Like some inverted Christian apologist and sermonizer, Underhill passionately denounces the crime of poverty and the primacy of hate over love. His animadversions are undercut, though, by the agreement of his feather-headed son, by the aloof contempt of his wife, and by Barbara’s embracing a secularist affirmation of hope, joy and humanity, together with Adolphus Cusins (Graeme Somerville), a professor of Greek, who has courted Barbara and has unexpectedly been appointed by Undershaft as his heir.
The play concludes with Barbara and Cusins embracing a Utopian (if historically futile) vision of a peaceful future in which they will use their power and wealth to “make war on war.”
It must be allowed that “Major Barbara” is a complex and talkative play.

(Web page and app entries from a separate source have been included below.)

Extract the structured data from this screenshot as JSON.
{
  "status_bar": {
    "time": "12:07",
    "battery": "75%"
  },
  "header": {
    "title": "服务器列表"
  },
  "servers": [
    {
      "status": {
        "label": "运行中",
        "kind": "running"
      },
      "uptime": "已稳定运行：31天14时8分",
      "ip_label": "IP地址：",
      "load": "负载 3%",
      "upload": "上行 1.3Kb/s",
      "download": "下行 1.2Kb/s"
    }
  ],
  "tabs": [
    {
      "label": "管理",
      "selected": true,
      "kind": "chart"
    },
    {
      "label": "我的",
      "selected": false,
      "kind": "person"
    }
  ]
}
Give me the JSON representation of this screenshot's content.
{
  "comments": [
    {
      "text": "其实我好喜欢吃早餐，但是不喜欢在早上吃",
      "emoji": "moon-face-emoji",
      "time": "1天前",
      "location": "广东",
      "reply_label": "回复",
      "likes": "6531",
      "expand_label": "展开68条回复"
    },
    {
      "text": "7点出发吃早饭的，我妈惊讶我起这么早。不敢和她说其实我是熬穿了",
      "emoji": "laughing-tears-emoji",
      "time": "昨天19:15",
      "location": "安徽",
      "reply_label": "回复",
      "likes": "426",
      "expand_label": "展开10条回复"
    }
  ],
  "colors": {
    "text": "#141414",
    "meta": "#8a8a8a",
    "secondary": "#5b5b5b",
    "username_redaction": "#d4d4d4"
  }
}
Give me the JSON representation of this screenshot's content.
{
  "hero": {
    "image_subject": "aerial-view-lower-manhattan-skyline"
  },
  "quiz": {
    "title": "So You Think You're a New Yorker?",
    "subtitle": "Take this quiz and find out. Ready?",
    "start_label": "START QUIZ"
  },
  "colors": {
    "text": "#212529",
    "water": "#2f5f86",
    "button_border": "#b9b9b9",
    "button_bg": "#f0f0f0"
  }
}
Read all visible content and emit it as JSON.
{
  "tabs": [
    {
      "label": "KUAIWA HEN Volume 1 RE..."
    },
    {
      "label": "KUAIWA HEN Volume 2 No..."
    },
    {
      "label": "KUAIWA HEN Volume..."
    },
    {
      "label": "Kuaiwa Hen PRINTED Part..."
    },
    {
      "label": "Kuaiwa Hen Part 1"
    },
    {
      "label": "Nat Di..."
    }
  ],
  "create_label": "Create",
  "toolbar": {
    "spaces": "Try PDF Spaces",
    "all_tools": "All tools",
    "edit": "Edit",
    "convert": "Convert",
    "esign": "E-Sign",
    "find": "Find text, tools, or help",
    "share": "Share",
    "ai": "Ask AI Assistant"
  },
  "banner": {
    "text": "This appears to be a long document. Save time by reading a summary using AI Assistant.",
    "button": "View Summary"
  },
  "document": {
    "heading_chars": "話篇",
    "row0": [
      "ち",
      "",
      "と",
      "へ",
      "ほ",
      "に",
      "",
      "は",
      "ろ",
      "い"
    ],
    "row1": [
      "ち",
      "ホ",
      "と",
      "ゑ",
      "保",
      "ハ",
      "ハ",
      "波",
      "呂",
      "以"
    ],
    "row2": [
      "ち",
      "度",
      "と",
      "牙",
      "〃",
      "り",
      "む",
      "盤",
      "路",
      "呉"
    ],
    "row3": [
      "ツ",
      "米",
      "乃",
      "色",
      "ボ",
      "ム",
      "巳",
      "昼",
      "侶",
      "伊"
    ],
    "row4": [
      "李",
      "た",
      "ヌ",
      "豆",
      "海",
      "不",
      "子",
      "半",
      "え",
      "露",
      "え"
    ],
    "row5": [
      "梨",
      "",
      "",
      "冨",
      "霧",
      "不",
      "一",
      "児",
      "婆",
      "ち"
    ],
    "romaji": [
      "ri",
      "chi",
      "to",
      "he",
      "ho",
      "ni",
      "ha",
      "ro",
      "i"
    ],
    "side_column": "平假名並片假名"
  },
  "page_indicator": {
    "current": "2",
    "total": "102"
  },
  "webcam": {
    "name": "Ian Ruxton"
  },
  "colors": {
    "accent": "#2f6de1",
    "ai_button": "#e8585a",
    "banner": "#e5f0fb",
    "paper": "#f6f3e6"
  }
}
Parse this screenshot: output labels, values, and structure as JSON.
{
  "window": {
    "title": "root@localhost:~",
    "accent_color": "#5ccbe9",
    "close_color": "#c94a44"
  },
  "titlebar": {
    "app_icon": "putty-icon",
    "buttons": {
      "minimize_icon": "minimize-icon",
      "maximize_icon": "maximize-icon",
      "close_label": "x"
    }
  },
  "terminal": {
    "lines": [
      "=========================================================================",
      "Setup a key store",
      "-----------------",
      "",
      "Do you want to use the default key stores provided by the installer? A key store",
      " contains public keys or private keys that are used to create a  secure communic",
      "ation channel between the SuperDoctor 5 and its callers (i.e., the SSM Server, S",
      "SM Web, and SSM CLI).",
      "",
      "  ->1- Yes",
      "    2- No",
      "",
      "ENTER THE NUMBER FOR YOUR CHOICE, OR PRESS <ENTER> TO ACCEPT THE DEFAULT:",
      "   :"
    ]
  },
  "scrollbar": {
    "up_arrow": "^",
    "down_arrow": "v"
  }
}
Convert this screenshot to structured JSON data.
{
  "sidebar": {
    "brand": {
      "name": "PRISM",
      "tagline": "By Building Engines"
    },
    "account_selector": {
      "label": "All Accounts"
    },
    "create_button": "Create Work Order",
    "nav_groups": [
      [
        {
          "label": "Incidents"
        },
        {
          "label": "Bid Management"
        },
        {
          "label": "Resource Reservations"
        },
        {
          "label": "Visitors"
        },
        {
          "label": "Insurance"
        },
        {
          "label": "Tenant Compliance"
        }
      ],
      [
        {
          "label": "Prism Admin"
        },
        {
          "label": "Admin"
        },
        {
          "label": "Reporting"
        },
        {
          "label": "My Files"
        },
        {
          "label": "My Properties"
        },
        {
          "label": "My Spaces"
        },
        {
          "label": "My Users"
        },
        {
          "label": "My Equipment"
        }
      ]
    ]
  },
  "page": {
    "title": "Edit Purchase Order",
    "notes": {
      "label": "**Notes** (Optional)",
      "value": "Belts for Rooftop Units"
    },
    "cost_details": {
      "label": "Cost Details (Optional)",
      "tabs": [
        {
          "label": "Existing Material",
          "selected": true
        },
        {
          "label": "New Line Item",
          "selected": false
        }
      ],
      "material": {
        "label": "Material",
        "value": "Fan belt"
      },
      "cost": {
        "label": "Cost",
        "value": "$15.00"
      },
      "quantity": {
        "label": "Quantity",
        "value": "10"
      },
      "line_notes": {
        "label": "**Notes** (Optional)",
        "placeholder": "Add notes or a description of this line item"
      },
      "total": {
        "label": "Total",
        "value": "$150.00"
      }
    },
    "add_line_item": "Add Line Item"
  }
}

You won’t find many plays whose three-hour traffic of the stage generates as much verbal controversy and provocation.
But it continued to hold the audience in the Royal George Theatre, thanks to an experienced and well-cast acting ensemble and to intelligent and seamless direction by Festival Artistic Director, Jackie Maxwell.
In tomorrow’s Telegram, I will provide an account of the two other plays I saw at the Festival, the Broadway musical, “Guys and Dolls,” and Oscar Wilde’s “Lady Windermere’s Fan.”